Did I mention the superhero tropes turned on their head? Wondering if it’s actually supernatural or not? All stuff for which I do agree with you was semi-ok. Ok, moving on.
Ugh the seizure lights. Are we trying to accurately cover epilepsy diagnostic tests here or induce epilepsy? Both? Well I’m going to refer my Doc to this movie if they ever need proof I’m not epileptic. “Well, I made it through Thelma without my brain misfiring to shut itself down. And believe me, I sure wanted it to.” Also, were we really thinking of the epileptic community here? Did we think of the epileptics? Cause we gotta think of every possible subclass before we write a screenplay these days. (Unless we’re Tarantino.) I don’t think we thought of the epileptics. Someone inform the Chairman.
Ok, that was a big digression. Back on track.
Ultimately, her father is supposed to be written as this film’s “big bad” because he’s so morally pious that he “repressses” Thelma. A point this film makes that you detected, and described as such. He represses her so much so that she does him off by burning him alive with her awesome mind powers we’ve seen a billion times. And doesn’t bring him back at the end; although she does bring back her Mom’s legs and her hot girlfriend. (Go lesbians! Whoo whoo!) She also doesn’t bring back her baby brother for that matter, who we learn is our burgeoning good girl superhero’s first kill.
I do agree, that her pious father, for all of his incredibly abusive backwards Christian ways (he held her hand over a candle, GASP!) is the least moral character in the movie. The moral thing would have been to pull the trigger on that deer rifle in the beginning of the movie, blowing little Thelma’s brains out, saving his world, and saving us from such a painfully dull watch.
Looking forward to the rest of your list, as always. Glad you’re keeping on with it and hope you continue for years and years to come.

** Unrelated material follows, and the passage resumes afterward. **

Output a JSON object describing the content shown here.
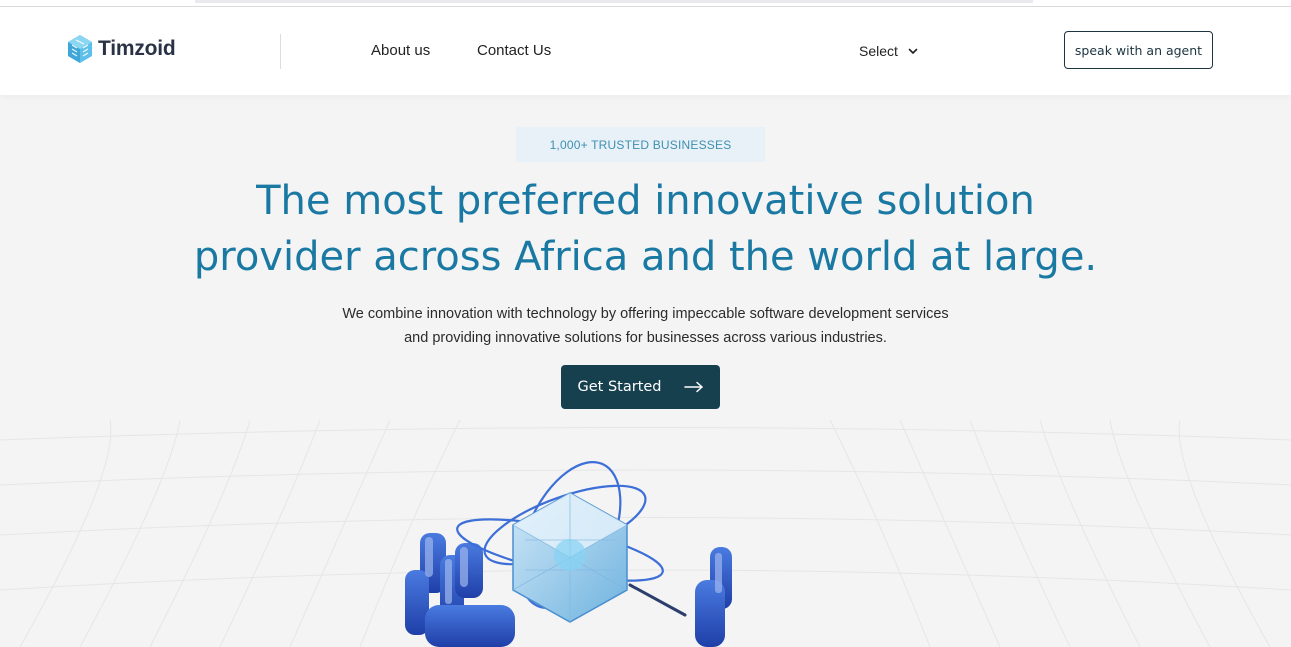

Sorry this one didn’t work for you. I saw it as a successor to Carrie (which had a pretty strong take on Catholics itself) and a middle way between horror and the X-Men films (specifically the openings of those films which highlighted the horror of the mutant’s power when it is first discovered). I felt the “origin” part of those films were the most effective and was reminded of it in THELMA.
And I have to disagree with you on MANDY. I felt it was a fantastic second effort from Cosmatos. BEYOND THE BLACK RAINBOW blew me away and so did MANDY. Oh well, at least there are close to sixty other films on this countdown to choose from.
Hey thanks for replying! No need to apologize to me, I really owe you one (2, 3 etc haha) for discovering so many of my all time favorites over the years.
Your top 10, top 5, is always been dead on accurate for me, really looking forward to it. Filling out 30 movies is a huge undertaking and I’m really happy that you do it.
Not everyone is bound to agree but you make a good case for every movie. Most of all, I appreciate your honesty considering not only the strengths of a movie, but also weaknesses. You’re a true reviewer, not a cheerleader.
Hopefully I get to watch The Ritual tonight, really looking forward to it and hadn’t heard of it until you brought it to my attention.
The thing I did appreciate about Thelma was the superhero origin turned on its head. Pretty terrifying concept. I suppose that’s why I enjoyed Chronicle, for shades of that theme.
We are in agreement over Beyond the Black Rainbow. I really loved that film.
Hope to get back to you about the Ritual. I check your list everyday, it’s definitely a highlight of Halloween.